Thursday, June 30, 2011

On Sunday mornings my father took me and my brother and sister to the congregational church. The "Congo" church as he called it, and I thought of Africa. But everybody was from Wisconsin. So that couldn't be right. I later learned that a congregational church is a church with no denomination. Anyone is welcome, and you don't have to be a part of a particular group, or believe in a particular way. I didn't like going. This I believed; that it was boring, and so I met the requirement. Instead of sitting in the pews with my father and siblings, I opted for Sunday school, an opportunity to hang out with other kids.

Because Sunday school started an hour before church, I never got to see the last ten minutes of Jem and the Holograms. I also didn't get to eat Pillsbury biscuits and eggs. Instead I sat at the two low tables pushed together with the other kids. The Sunday School teacher talked about the bible for forty-five minutes, and then we went up stairs to a little room above the main chapel and sang. I didn't know anybody, and they didn't know me. I just tried to get through the hour and a half without attracting attention so I could be done with it. Had I chosen to go to real church, my dad would of made me interact. On my own, mingling was not an issue.

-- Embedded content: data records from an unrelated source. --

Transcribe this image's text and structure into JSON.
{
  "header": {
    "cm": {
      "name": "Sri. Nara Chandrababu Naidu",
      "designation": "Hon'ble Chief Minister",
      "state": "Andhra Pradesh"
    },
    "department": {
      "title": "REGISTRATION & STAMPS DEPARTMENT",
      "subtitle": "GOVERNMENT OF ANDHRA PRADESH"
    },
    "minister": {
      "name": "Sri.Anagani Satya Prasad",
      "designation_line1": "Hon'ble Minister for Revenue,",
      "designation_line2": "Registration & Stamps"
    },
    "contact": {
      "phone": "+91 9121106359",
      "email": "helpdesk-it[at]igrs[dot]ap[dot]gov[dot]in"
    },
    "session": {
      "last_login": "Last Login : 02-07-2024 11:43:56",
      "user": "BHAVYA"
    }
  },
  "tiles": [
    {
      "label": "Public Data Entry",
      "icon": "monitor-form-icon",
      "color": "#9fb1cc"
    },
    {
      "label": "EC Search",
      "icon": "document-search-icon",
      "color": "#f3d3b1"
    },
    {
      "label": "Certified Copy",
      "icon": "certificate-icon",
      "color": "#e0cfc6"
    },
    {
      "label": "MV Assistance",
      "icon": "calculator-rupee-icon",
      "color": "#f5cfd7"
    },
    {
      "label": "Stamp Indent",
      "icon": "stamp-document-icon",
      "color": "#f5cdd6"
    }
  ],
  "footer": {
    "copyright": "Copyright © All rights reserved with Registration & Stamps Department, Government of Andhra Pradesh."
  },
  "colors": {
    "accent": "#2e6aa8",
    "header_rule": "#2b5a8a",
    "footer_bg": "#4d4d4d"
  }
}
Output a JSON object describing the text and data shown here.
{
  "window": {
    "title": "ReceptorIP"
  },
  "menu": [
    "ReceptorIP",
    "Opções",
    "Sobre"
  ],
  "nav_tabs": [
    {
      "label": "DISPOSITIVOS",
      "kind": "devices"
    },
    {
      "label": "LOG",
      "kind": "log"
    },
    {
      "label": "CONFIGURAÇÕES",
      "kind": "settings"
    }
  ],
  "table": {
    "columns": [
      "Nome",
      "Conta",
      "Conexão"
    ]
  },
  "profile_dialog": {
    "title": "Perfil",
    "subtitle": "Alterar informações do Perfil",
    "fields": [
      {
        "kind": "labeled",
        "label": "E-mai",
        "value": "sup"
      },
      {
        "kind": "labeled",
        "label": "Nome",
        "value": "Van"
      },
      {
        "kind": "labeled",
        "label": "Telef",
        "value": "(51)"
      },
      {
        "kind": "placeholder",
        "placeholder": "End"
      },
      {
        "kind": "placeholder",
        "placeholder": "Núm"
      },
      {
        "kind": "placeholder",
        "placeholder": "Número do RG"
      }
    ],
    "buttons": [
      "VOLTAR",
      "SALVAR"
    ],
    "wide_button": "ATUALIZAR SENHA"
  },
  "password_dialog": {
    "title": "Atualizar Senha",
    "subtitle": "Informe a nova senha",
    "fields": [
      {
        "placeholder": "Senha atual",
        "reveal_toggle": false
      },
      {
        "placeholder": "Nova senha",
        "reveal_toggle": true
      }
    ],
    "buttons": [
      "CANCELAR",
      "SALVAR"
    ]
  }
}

One morning I wore a Gumby basketball sweatshirt I had gotten from my aunt. I thought it was pretty cool, especially since the small town kids weren't hip to Gumby. I had a snotty cold that morning, and when I sneezed a wad of yellow sticky snot came out of my nose and stuck to my fingers. Too shy to get up or ask the teacher to get a tissue, I wiped the snot in the armpit of the shirt and tucked my arm in like a chicken wing. I assumed nobody saw me because I assumed everybody was in the same boat as me, just trying to get through. We continued singing but I heard some of the kids laugh. One of them said, "Gumby got gummed." I pretended they were talking about something else.